1. Your AC And Your Energy Bill
Have you ever thought about how much your air conditioner impacts your electricity bills? People who get high electricity bills usually blame some other devices and appliances.
Well, yes, your fridge and clothes dryer both use a lot of energy. Of course, your heating system is a huge consumer, too. But, did you know that your air conditioner is among the top 5 “electricity eaters” in your home?
Let’s say you use your AC for only 3 hours a day. This can add up to 50$ to your monthly electricity bill. But, don’t worry. You can still control how often and how long you will use your air conditioner. This also means that you can actually influence lowering your electricity bill.
2. What Should I Keep My Thermostat On During Months Of Extreme Heat
Summer is great.
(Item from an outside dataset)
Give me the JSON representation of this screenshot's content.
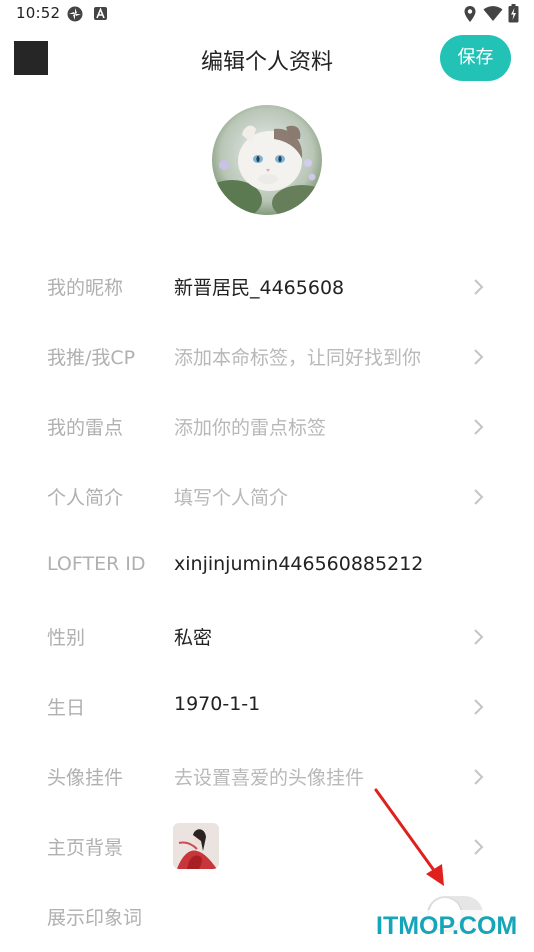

You have to love it. You can finally spend a lot of time outside, hang out with your friends, and go on a vacation.
Yet, depending on where you live and with all these climate changes we’ve been experiencing extremely high summer temperatures. It can be unpleasant both for you and your utility bill. Here’s what you can do to handle this inconvenience.
If you want to save money and still feel comfortable during hot summer days then set your thermostat at 78°F when you are at home. When you are away, set a higher temperature. This can significantly lower your energy consumption.
If you have a programmable thermostat, setting the ideal temperature will be really easy. When you set a lower temperature when you are at home and a higher while you are away, you can save up to 10% on your AEP Ohio energy bill.
3. Other Ways You Can Stay Cool While Keeping Your Energy Bill Low
It’s not enough to only set your AC at the ideal temperature to stay cool during the hot summer days. There are some other things you can do to help yourself and lower the temperature at your Ohio place.
Dress for the weather. If you want to stay cool and save on your American Electric Power bill then you can explore other ways of staying cool other than relying solely on your AC. Some ways to stay cool are wearing loose clothing, utilizing your ceiling fan, and staying hydrated. If you are going to be outdoors staying cool requires proper clothing. This means no shorts, no tank tops, and definitely no sagging T-shirts or sweatshirts. A proper cotton shirt, shorts, and pants should be worn at all times when staying outside. Avoid drying out your body in the sun. Keeping out of the sun is one of the simplest yet effective ways to stay cool in summer.
Blackout curtains can be of great help here. They block the sunlight and keep your place darker. This will reduce the need for your air conditioner. As the AC works less and for shorter periods of time, the numbers on your electricity bill will also go down.
Ceiling fans are environmentally friendly and they can you feel as if the temperature is up to 10 degrees lower. Not to mention that they use much less electric energy than an air conditioning system.
Last, don’t forget that you need to take enough water to stay cool and hydrated. This is especially important during hot summer days when you need to drink more water than usual. Your body is extremely efficient at regulating its temperature. But doing so requires a substantial amount of water. Becoming dehydrated is possible in the Summer, either inside or outside. The first symptom to look for is discolored, or even a lack of urine, followed by a headache. Heat-stroke can soon follow dehydration. Heatstroke is characterized by a body temperature of over 104F (40C). It is often accompanied by confusion, agitation, and even loss of consciousness. If someone stops sweating in very hot weather, they are probably on the way to heat stroke. While dehydration can be treated by a big increase in water, heatstroke is an emergency situation that requires medical intervention to reduce the body temperature before irreparable organ damage occurs.
The air conditioners are great and very helpful. Yet, as you can see, sometimes you need neither an air conditioner nor electricity to stay cool in summer. Hopefully, some of these ideas can help you lower the temperature and the energy consumption in your Ohio home.